Using your authority as prime minister is one thing. Appearing sneaky at the same time is another. This knights and dames issue was raised last year and Abbott appeared to rule it out. In fact he simply ruled out the New Zealand model for reintroducing knights and dames. In hindsight, that now appears to have been deliberately evasive.   

Prime ministers are entitled to recognise that their own efforts have made a very significant contribution to their party winning government. But they must also recognise that their colleagues played a significant role. Believe me, all MPs understand that it is they who choose the leader. They give the leader in opposition the chance to become prime minister. That alone demands respect.

While I don’t imagine there will be any backing down from this decision, I do have a suggestion for improvement. If the partner of a dame is not accorded any particular title, then the partner of a knight should be treated the same way. We might have a Sir Donald Bradman but his wife would stay Mrs Bradman in the same way that Dame Margaret Guilfoyle’s husband stayed Mr Guilfoyle. Treating men and women the same is surely something on which we can all agree.

Abbott should have recognised before he did this that, unlike other policies, which if they turn out to be mistaken can be modified, this policy cannot be repaired. He is stuck with it. Of course Abbott may not yet, or ever, recognise this move as a mistake. But even if he does, he can’t go back now.

The problem is that every time another appointment is made, voters will be reminded that it was he who reintroduced a system that appears to so many Australians as out of place. Unfortunately MPs and cabinet members will also be reminded that this is the policy on which they were given what we call the royal finger. That’s not a good thing to do to colleagues without whose support you would not be prime minister.

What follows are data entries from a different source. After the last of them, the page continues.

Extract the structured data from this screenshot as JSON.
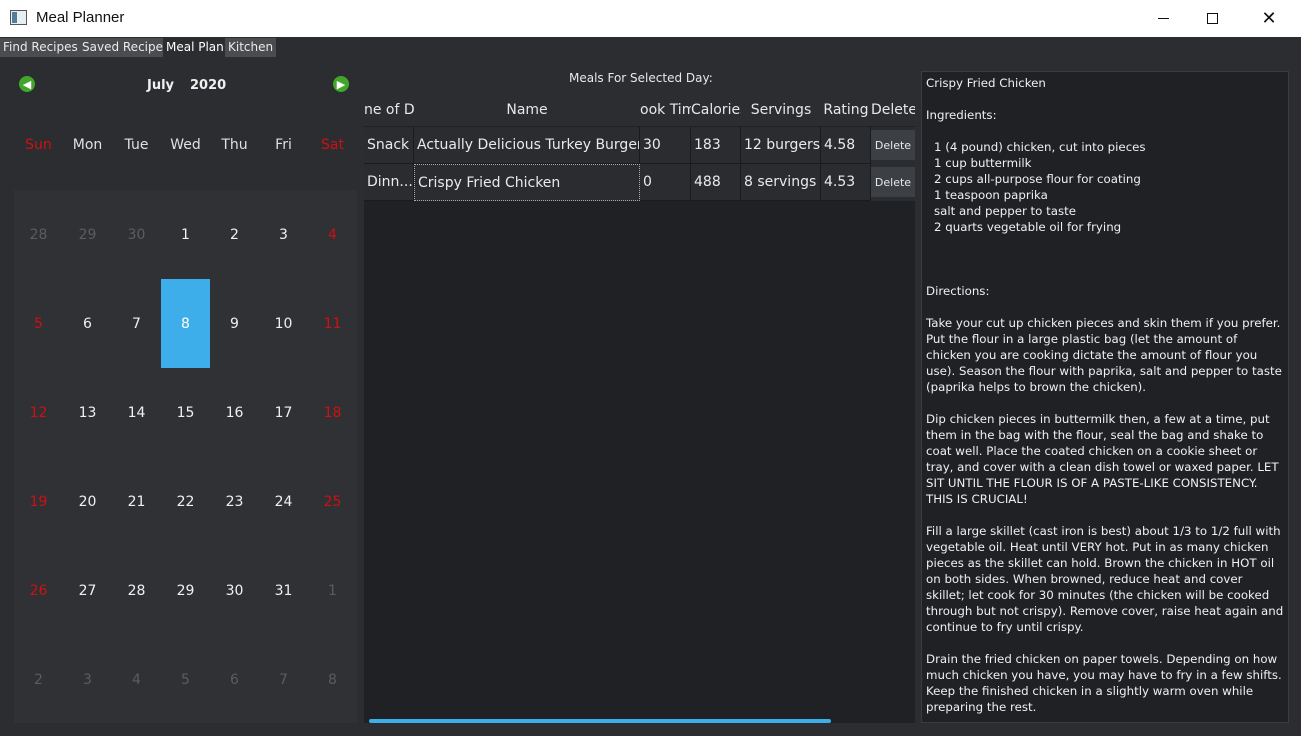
{
  "window": {
    "title": "Meal Planner",
    "minimize_icon": "minimize-icon",
    "maximize_icon": "maximize-icon",
    "close_icon": "close-icon"
  },
  "tabs": [
    "Find Recipes",
    "Saved Recipes",
    "Meal Plan",
    "Kitchen"
  ],
  "active_tab": "Meal Plan",
  "calendar": {
    "month": "July",
    "year": "2020",
    "weekdays": [
      "Sun",
      "Mon",
      "Tue",
      "Wed",
      "Thu",
      "Fri",
      "Sat"
    ],
    "weeks": [
      [
        "28",
        "29",
        "30",
        "1",
        "2",
        "3",
        "4"
      ],
      [
        "5",
        "6",
        "7",
        "8",
        "9",
        "10",
        "11"
      ],
      [
        "12",
        "13",
        "14",
        "15",
        "16",
        "17",
        "18"
      ],
      [
        "19",
        "20",
        "21",
        "22",
        "23",
        "24",
        "25"
      ],
      [
        "26",
        "27",
        "28",
        "29",
        "30",
        "31",
        "1"
      ],
      [
        "2",
        "3",
        "4",
        "5",
        "6",
        "7",
        "8"
      ]
    ],
    "selected_day": "8",
    "accent_color": "#3daee9",
    "weekend_color": "#d01010"
  },
  "meals": {
    "title": "Meals For Selected Day:",
    "columns": [
      "ne of D",
      "Name",
      "ook Tim",
      "Calories",
      "Servings",
      "Rating",
      "Delete"
    ],
    "rows": [
      {
        "type": "Snack",
        "name": "Actually Delicious Turkey Burgers",
        "cook_time": "30",
        "calories": "183",
        "servings": "12 burgers",
        "rating": "4.58",
        "delete": "Delete"
      },
      {
        "type": "Dinn...",
        "name": "Crispy Fried Chicken",
        "cook_time": "0",
        "calories": "488",
        "servings": "8 servings",
        "rating": "4.53",
        "delete": "Delete"
      }
    ]
  },
  "recipe": {
    "title": "Crispy Fried Chicken",
    "ingredients_label": "Ingredients:",
    "ingredients": [
      "1 (4 pound) chicken, cut into pieces",
      "1 cup buttermilk",
      "2 cups all-purpose flour for coating",
      "1 teaspoon paprika",
      "salt and pepper to taste",
      "2 quarts vegetable oil for frying"
    ],
    "directions_label": "Directions:",
    "directions": [
      "Take your cut up chicken pieces and skin them if you prefer. Put the flour in a large plastic bag (let the amount of chicken you are cooking dictate the amount of flour you use). Season the flour with paprika, salt and pepper to taste (paprika helps to brown the chicken).",
      "Dip chicken pieces in buttermilk then, a few at a time, put them in the bag with the flour, seal the bag and shake to coat well. Place the coated chicken on a cookie sheet or tray, and cover with a clean dish towel or waxed paper. LET SIT UNTIL THE FLOUR IS OF A PASTE-LIKE CONSISTENCY. THIS IS CRUCIAL!",
      "Fill a large skillet (cast iron is best) about 1/3 to 1/2 full with vegetable oil. Heat until VERY hot. Put in as many chicken pieces as the skillet can hold. Brown the chicken in HOT oil on both sides. When browned, reduce heat and cover skillet; let cook for 30 minutes (the chicken will be cooked through but not crispy). Remove cover, raise heat again and continue to fry until crispy.",
      "Drain the fried chicken on paper towels. Depending on how much chicken you have, you may have to fry in a few shifts. Keep the finished chicken in a slightly warm oven while preparing the rest."
    ]
  }
}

It hardly adds a "grace note" to our system.

Amanda Vanstone is a columnist for The Age and was a minister in the Howard government.